The task: Look through the entries below and show every line containing the word "true".

Source material:
=== Section Start ===

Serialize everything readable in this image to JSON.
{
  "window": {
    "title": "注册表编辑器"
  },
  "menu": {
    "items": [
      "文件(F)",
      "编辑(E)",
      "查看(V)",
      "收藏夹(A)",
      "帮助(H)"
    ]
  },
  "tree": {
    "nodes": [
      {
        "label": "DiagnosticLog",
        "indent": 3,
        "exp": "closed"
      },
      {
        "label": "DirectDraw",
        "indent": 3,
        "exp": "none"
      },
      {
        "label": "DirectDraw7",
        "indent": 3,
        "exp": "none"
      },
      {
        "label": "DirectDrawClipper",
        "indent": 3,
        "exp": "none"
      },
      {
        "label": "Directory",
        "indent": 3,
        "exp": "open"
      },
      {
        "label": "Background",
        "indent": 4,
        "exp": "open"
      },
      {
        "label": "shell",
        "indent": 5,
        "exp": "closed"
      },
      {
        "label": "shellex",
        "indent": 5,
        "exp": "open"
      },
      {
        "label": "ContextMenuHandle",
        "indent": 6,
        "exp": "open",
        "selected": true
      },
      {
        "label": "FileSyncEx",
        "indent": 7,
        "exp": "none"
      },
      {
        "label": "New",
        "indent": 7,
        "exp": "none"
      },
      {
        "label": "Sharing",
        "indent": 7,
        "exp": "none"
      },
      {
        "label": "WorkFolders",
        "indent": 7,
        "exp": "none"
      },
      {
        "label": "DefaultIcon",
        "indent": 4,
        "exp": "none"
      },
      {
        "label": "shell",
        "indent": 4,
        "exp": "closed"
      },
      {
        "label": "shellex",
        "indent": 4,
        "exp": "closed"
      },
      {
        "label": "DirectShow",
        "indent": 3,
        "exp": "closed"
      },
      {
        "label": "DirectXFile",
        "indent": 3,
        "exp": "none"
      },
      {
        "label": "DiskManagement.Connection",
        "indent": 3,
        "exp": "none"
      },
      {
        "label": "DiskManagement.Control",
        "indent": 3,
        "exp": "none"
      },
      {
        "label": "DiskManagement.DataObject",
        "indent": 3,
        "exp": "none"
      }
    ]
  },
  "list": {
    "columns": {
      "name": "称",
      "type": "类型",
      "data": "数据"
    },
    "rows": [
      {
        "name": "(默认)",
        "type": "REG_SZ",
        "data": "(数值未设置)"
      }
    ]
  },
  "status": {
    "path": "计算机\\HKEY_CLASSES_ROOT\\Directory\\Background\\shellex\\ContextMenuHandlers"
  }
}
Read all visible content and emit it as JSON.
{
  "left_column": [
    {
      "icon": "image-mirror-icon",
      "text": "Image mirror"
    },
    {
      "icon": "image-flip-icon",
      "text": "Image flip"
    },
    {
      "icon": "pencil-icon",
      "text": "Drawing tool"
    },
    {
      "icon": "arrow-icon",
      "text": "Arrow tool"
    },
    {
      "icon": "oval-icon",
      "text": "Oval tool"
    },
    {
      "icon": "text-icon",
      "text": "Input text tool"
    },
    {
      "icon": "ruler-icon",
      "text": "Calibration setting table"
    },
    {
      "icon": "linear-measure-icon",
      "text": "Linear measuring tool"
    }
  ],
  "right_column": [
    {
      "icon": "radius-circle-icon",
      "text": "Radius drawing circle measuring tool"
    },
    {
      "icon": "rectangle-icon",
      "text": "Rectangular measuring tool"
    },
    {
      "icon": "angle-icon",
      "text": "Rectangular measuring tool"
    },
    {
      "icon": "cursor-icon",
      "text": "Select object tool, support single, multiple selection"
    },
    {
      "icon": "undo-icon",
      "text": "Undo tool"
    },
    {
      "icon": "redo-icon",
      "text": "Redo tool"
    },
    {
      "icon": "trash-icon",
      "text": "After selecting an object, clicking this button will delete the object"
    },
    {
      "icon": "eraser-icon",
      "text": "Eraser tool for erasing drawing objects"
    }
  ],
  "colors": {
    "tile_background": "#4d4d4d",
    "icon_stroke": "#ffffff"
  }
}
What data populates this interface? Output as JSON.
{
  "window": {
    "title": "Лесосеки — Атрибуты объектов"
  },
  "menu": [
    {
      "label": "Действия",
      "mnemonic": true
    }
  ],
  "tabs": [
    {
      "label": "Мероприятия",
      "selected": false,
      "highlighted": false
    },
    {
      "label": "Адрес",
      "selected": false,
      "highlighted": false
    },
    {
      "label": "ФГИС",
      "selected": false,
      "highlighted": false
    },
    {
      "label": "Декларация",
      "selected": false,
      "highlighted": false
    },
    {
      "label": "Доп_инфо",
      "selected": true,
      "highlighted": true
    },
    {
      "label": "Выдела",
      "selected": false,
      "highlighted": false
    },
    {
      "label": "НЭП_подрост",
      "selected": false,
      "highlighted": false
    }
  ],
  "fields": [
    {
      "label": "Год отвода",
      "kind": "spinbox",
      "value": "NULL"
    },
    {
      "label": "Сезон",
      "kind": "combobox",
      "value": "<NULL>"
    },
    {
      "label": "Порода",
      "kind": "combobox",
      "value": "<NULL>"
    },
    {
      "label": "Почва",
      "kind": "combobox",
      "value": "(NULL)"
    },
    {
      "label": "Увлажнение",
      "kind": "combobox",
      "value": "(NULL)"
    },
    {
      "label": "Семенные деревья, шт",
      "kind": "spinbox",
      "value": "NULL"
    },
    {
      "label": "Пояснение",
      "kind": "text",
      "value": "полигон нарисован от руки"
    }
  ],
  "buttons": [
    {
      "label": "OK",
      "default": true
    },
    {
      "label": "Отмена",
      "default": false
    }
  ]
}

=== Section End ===

Answer to the problem:
        "selected": true
      "mnemonic": true
      "selected": true,
      "highlighted": true
      "default": true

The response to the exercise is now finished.